Cruise, the autonomous driving start-up, majority owned by General Motors, has unveiled its first vehicle designed to be driverless.

The Electric-powered Cruise Origin was developed by Honda, which also has an interest in the company.

The launch of the vehicle, which has no steering wheel or pedals, was delayed compared to last year.

Cruise said it was designed to be shared: “It’s not a product you buy, it’s an experience you share.”

CEO Dan Ammann wants drivers to abandon individual ownership and adopt a sharing model to reduce emissions, accidents and congestion.

Speaking at the launch in San Francisco, he said the Cruise Origin was not a concept vehicle: “It is autonomous. It is all electric. It is shared.”

He did not specify when the vehicle would go into production or how much the company planned to build. It has not been approved for use on the roads, and will require extensive testing before it is granted.

“Our work is far from over,” said Ammann on Tuesday.

This is not Cruise’s first foray into driverless cars. For years, he tested modified Chevrolet Bolt electric cars with test drivers behind the wheel.

General Motors intended to launch a commercial autonomous vehicle service in San Francisco last year, but delayed the plan saying the vehicles needed more testing.

The Cruise Origin faced unexpected technical challenges due to difficulties in identifying if objects were in motion.

Honda took 5.7% stake in Cruise for $ 2.75 billion (£ 2.1 billion) in 2018. As part of the deal, General Motors announced plans to develop an autonomous vehicle in October 2018. The Japanese Vision SoftBank Fund also invested in the company.

Other automakers are racing to launch autonomous cars using the latest artificial intelligence (AI) technologies, although they are hampered by safety and regulatory concerns. A number of deaths involving autonomous vehicles have led to more government intervention and calls for more development.
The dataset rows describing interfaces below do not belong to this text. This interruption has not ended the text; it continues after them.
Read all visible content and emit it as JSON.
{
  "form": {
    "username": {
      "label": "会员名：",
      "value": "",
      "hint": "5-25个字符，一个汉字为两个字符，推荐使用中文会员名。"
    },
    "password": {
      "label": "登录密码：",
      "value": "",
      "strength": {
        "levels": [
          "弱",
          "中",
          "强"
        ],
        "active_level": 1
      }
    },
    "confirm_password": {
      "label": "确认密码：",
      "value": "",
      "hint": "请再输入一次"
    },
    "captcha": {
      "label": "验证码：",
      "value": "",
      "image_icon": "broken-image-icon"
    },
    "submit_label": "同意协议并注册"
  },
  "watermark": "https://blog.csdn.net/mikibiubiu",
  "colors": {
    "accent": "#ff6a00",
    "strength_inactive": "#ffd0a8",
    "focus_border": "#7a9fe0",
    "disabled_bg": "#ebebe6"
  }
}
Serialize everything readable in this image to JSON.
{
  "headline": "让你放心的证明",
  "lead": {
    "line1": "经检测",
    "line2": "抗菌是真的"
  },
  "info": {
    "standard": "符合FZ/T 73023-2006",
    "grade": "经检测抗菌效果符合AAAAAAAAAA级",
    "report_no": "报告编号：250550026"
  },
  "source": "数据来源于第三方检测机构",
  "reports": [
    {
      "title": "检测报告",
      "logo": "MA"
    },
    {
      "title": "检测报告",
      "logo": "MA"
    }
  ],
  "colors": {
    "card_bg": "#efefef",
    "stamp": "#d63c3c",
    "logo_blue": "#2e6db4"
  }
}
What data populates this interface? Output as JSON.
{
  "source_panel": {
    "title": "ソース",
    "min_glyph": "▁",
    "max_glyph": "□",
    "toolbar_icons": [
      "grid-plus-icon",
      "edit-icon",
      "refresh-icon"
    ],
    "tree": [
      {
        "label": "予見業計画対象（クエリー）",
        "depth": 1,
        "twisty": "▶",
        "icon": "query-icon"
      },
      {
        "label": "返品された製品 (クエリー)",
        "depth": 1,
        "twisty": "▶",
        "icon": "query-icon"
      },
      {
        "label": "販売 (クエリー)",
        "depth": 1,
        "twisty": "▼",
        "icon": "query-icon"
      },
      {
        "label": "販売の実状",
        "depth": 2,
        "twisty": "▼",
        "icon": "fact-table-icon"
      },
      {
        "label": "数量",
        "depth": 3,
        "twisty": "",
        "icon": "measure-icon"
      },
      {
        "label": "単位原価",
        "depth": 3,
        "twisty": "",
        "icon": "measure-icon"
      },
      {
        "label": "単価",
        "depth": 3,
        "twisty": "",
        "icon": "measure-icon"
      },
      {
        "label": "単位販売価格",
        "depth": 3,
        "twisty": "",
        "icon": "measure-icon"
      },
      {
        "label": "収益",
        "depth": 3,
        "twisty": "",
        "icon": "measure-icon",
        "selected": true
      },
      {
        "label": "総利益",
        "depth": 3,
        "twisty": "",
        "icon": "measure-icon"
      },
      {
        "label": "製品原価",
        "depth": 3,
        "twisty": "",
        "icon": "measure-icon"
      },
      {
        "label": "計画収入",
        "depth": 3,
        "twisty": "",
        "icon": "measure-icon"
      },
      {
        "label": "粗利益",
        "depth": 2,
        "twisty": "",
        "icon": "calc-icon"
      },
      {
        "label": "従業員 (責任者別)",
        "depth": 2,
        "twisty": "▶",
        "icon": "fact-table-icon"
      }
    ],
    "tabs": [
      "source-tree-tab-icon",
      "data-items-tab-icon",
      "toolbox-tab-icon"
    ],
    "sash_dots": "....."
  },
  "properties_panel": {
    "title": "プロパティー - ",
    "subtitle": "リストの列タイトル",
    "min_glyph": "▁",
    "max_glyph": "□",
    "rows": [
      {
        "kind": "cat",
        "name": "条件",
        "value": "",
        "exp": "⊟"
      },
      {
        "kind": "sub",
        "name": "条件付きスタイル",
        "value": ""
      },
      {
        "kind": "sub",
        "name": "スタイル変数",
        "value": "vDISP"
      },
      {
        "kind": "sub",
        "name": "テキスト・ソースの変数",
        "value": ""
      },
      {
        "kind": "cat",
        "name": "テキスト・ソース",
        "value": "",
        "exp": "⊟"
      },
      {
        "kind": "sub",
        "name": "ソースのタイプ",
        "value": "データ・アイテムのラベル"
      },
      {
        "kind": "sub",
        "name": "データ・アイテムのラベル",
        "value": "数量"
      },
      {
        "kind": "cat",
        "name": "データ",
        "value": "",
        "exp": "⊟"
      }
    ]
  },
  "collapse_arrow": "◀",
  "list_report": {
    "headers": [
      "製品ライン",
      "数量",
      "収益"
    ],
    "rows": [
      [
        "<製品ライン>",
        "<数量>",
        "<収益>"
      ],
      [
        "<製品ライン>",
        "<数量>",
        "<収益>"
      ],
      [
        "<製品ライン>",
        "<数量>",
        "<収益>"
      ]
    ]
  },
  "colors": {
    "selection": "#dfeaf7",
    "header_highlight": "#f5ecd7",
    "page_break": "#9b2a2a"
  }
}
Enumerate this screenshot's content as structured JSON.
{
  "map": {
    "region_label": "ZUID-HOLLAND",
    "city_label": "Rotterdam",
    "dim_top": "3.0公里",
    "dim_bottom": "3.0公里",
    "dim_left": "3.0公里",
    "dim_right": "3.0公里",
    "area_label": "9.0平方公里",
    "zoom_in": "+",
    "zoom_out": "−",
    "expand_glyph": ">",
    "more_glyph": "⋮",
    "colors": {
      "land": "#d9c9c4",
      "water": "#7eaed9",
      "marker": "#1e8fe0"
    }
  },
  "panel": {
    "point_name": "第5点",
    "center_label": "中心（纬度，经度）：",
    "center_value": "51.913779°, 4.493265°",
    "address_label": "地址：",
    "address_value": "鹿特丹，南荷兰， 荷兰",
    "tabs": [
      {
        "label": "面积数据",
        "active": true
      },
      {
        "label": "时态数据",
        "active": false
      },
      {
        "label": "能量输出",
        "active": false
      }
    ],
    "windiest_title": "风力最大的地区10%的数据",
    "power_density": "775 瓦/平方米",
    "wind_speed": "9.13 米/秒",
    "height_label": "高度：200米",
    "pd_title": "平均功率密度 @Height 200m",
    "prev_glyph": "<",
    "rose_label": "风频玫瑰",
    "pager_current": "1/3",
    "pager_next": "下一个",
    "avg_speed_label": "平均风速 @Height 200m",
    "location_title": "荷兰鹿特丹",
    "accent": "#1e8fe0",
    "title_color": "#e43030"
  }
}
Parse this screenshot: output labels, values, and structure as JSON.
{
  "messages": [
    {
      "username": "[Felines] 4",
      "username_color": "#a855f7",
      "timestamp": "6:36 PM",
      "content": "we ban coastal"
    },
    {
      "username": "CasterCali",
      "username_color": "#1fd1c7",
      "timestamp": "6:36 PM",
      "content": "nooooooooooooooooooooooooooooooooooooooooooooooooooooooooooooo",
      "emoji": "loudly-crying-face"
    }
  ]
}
German automaker Volkswagen struggles with the development of autonomous cars and complains about the “enormous complexities we face”.